ThinkingCritiquing the Work of Others

I’ve known a lot of people who would pride themselves on their “honesty”. This always sounds like a really good quality until you realize that most of the time it was just an excuse for them to be a jerk. The majority of what they would say would be dramatically phrased negativity toward someone or something, and worst of all: it was usually subjective.

Let me give you an example of what I mean: Imagine you are hanging out with your “honest friend” and a mutual friend of yours walks in wearing a peculiar looking dress. Your “honest friend” immediately exclaims how “ugly” that the dress is and that it looks really bad on your mutual friend. If the dress-wearing friend has any objections to the honest-friend’s criticism, the honest-friend will then give everyone a speech about how they are just honest, they don’t sugar coat things, and this makes them a good friend for being real – so you’re welcome.

What your “honest-friend” doesn’t get:

1) They didn’t express a truth; they expressed an opinion

2) Using words like “ugly” is subjective and does little more than hurt feelings

3) No one asked them for their opinion in this case

4) They aren’t being helpful, they are just being hurtful

The same goes for criticizing all aspects of the work you see posted online by other indies. If you truly want to help someone or help them improve, then you necessarily need to be mindful of their feelings. This does not mean you need to sugar-coat things or give them undue praise. Doing that is completely counter-productive and I’m entirely against it. This means you have to work on your own interpersonal communication skills and learn how to give objective criticism. This blog post by April Klazema does a fantastic job of explaining how to develop this essential skill. I highly recommend giving it a read if you truly believe in helping out other artists, designers, and developers.

 

Make It Come From a Place of Love and Respect

FrankAndDickAlways keep in mind that you have no idea where someone is on the scale of self-criticism. You may think their work is suffering because they aren’t critical enough and that you can ride in on your horse, called reality, and get them to be better by slashing away their failures with your sword of hard-truth; but you have no idea if in actuality they are suffering from being too self-critical or even simply: they are new. You can’t assume laziness or arrogance because you could really over-do it and destroy their motivation altogether. You could rob humanity of someone or something great. That’s why sometimes, the best way to love and respect art and artistry is to separate yourself from your own emotions and posturing. Keep it objective and always approach your critique with the purest intent to actually help. Feelings may inevitably get hurt, but they’ll forgive you if you play your honesty like Frank, rather than Dick.

 

Final Note

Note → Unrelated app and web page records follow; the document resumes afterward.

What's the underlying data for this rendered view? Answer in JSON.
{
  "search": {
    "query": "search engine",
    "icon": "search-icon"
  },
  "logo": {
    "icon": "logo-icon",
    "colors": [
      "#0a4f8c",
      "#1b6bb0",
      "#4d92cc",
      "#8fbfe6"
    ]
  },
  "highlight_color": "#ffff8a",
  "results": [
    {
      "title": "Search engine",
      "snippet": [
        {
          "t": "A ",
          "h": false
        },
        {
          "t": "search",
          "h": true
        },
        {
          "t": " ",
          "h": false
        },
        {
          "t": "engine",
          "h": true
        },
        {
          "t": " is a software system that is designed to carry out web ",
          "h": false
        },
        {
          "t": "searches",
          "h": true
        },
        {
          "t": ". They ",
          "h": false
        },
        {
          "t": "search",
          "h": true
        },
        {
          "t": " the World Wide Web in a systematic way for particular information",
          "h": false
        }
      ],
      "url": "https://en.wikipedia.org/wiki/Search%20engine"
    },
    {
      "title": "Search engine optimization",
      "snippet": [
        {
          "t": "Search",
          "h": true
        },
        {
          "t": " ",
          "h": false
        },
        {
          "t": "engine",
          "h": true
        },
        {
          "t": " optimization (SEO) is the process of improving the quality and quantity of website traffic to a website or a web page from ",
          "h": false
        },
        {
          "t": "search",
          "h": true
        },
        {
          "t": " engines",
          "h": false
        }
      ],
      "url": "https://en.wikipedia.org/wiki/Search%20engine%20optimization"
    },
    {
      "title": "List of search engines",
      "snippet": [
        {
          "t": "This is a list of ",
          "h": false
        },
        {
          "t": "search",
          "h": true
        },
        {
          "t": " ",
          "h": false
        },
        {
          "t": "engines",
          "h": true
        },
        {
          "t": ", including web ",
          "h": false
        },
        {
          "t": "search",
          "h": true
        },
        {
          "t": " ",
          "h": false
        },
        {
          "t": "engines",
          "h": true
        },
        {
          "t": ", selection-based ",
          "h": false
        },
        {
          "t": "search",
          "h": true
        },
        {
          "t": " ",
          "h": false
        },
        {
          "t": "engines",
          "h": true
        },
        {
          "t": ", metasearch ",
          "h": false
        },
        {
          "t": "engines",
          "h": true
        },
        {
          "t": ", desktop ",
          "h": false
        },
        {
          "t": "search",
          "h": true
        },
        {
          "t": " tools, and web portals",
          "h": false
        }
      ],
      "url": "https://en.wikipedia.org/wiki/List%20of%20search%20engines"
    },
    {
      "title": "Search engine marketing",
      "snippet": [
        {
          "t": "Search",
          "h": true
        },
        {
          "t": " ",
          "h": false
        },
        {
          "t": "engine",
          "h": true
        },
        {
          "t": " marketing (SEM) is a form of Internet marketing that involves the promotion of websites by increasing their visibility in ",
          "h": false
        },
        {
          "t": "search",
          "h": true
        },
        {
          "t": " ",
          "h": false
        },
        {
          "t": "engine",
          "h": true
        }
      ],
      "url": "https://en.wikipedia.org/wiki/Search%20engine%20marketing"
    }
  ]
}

Why do I care about this so much? I’ll tell you a story about a time I saw a professor go out of his way to destroy a young artist. He asked the student to show him some of his work: the student did. When the professor saw the student’s human anatomy drawings were weak and inaccurate, instead of giving objective feedback the professor decided to ask the student what career he was hoping to achieve. The student explained that he would one day like to be a character designer for a game studio. The professor then told him that it would never happen. That was it, there was no “unless” there was no “if”, just a cruel and damning, “You will never achieve your dream”. Just in case you are thinking that this professor was fed up with a student who was consistently not trying, this was the first week of the first semester of an undergrad program. I watched the student get crushed in that moment and for the rest of the day he looked wrecked. All the thinking, planning, and bravery that it took to set out on that path ended in an instant and that student dropped out soon after. No one ever objected to this professor’s behaviour because they called it “honesty”.

Honesty.jpgThe world is cruel, the internet is more cruel, and the gaming world is often very toxic. Let’s work together to create a community that is truly supportive and aims to inspire great art and games.